And so began my journey into motherhood. I left everything I had known and threw myself headlong into a completely new world. As my delivery neared, I readied the nursery, packed my diaper bag, cooked meals to freeze, and did everything I could possibly think of to be prepared. But as all parents know, there is really no way to be entirely prepared for parenthood. It is a learning journey. It is a growing journey.

Both my husband and I were absolutely enchanted with our new little son. I was so in love with this tiny little peanut, I had no desire to do anything but snuggle him and look at him. That lasted for a long time.

But then, after several months, something inside me started to grow restless. I began to yearn for some of the things I had left for this child. It was not that I missed my job specifically, no. I missed the validation I got from it. The validation I had had my whole life through school, or sports, or music. You see, we grow accustomed to evaluating ourselves based on very exterior factors. When we perform well it is easy to measure both effort and success. We also often receive praise for our efforts or performance and can tell ourselves “I did a good job. I am having success with this.”

Motherhood is not that way. No one tells you at the end of the day, “Wow! I noticed you changed eight diapers today and prevented your baby from getting a diaper rash. Good job!” or “You did it! You cleaned the kitchen!” You know why? The visible accomplishments of child rearing and housekeeping appear simple and mundane. However, the outside indicators of the work of motherhood are not accurate reflections of the real work that is going on. The real work of mothering is not easy to discern when looking for immediate results. For example, it is impossible for anyone to know how you are shaping the development of your child’s brain by reading and talking to him or listening to music and dancing in the kitchen together. There is no way for anyone to know the emotional wellness you are helping build in your child by treating him with genuine love, compassion, and patience or how you are building in him a positive self-image with your words and actions all day long. No one can know the diseases and health conditions that may be avoided throughout your child’s life because you taught him how to be healthy.

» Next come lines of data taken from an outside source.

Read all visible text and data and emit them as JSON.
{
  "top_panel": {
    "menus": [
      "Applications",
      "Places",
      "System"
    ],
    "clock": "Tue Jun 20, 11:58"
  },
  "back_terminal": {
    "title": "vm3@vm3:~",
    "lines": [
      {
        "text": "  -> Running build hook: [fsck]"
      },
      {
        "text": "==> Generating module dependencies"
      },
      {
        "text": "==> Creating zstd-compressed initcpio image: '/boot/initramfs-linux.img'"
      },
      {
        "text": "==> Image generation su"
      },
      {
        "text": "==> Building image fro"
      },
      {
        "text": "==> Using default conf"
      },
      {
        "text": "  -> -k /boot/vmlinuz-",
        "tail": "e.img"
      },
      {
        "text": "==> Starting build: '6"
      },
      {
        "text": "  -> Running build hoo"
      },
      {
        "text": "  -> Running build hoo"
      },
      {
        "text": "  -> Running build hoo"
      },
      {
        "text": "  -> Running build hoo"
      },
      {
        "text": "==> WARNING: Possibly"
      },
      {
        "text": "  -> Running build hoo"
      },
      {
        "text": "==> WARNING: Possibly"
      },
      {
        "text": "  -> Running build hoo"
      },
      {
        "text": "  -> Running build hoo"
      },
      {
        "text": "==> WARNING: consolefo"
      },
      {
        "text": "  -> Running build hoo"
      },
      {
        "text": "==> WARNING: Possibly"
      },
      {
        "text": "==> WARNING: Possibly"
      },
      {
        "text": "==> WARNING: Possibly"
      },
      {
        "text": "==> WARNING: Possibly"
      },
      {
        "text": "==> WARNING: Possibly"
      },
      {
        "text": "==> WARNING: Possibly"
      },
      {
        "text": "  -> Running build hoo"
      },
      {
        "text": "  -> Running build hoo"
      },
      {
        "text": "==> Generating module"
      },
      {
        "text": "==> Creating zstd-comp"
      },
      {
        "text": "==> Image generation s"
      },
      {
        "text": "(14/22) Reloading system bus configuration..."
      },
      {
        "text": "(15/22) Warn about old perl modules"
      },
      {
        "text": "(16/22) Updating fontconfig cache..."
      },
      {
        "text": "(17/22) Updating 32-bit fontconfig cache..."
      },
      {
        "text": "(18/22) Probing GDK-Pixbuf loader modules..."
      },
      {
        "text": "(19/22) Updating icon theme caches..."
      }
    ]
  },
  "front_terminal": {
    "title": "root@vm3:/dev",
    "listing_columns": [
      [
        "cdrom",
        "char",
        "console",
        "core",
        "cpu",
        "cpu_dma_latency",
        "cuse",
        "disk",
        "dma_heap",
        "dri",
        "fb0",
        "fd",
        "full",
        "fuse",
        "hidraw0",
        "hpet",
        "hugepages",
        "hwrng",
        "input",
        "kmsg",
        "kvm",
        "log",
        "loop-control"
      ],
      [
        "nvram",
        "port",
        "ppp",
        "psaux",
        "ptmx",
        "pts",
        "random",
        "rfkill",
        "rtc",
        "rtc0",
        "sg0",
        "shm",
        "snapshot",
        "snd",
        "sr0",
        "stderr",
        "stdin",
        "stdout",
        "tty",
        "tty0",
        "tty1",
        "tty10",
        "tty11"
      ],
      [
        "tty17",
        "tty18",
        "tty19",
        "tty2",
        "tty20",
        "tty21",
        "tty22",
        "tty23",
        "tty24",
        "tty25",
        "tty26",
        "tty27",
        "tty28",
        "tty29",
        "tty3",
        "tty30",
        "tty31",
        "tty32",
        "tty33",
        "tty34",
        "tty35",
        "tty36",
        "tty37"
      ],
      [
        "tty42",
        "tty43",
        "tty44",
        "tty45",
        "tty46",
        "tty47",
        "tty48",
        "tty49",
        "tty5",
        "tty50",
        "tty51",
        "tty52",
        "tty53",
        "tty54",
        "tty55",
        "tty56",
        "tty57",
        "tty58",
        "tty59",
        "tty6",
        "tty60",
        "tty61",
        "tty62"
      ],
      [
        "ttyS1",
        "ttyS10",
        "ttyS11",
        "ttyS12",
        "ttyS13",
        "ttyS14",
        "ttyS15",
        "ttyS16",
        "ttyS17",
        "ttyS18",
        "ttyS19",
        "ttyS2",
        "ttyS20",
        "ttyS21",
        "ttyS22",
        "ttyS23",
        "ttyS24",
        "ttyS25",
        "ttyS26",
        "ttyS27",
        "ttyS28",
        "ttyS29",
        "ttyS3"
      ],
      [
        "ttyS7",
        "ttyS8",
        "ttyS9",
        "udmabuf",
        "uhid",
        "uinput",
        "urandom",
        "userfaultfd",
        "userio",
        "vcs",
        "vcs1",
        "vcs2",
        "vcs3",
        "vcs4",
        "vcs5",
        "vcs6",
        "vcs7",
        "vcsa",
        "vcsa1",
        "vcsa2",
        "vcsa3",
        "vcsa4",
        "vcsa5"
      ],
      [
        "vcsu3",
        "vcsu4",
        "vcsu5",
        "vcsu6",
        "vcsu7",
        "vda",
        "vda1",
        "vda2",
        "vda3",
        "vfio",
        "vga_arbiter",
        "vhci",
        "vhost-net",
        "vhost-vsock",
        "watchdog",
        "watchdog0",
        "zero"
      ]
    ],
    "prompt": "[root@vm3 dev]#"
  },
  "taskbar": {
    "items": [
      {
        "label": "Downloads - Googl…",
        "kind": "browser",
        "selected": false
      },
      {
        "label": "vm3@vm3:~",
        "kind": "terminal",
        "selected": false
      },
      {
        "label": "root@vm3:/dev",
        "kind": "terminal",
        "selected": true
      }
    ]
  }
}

You see, parents are agents of becoming. A parent’s success has absolutely nothing to do with accomplishment. It has nothing to do with outside praise or recognition. It has everything to do with your heart and your effort. And you are the only one who knows how well you are doing in those two areas.

I realized during that period of restlessness that I needed to adopt a new metric for evaluating success. I knew there was no rubric for me to measure myself up to, no boxes I could check to know if I was doing “OK.” This new method would require regular and honest evaluation of my heart (my motives, feelings and attachments) and my effort. I have learned that this type of internal self-evaluation is much more difficult than measuring success based on external expectations. It is more honest, more self-revealing and in my experience more powerful at effecting real change when change is necessary.

Since I took this intuitive approach to self-evaluation, I have found that I am better able to recognize when I am doing my job well. I am able to feel great satisfaction when I am giving my all to my family, regardless of whether my kitchen is spotless or the laundry is done. Rather than judging my day (and myself) by how much I “got done,” I now examine how well I loved, listened to and interacted with my kids.

Perhaps the greatest contribution we can make to this world comes in the form of the next generation, those booger-faced kids who right now are pestering you for more peanut butter and jelly. If you and I can facilitate the “becoming” of intelligent, honest, compassionate and hard-working people, then we have truly changed the world for the better.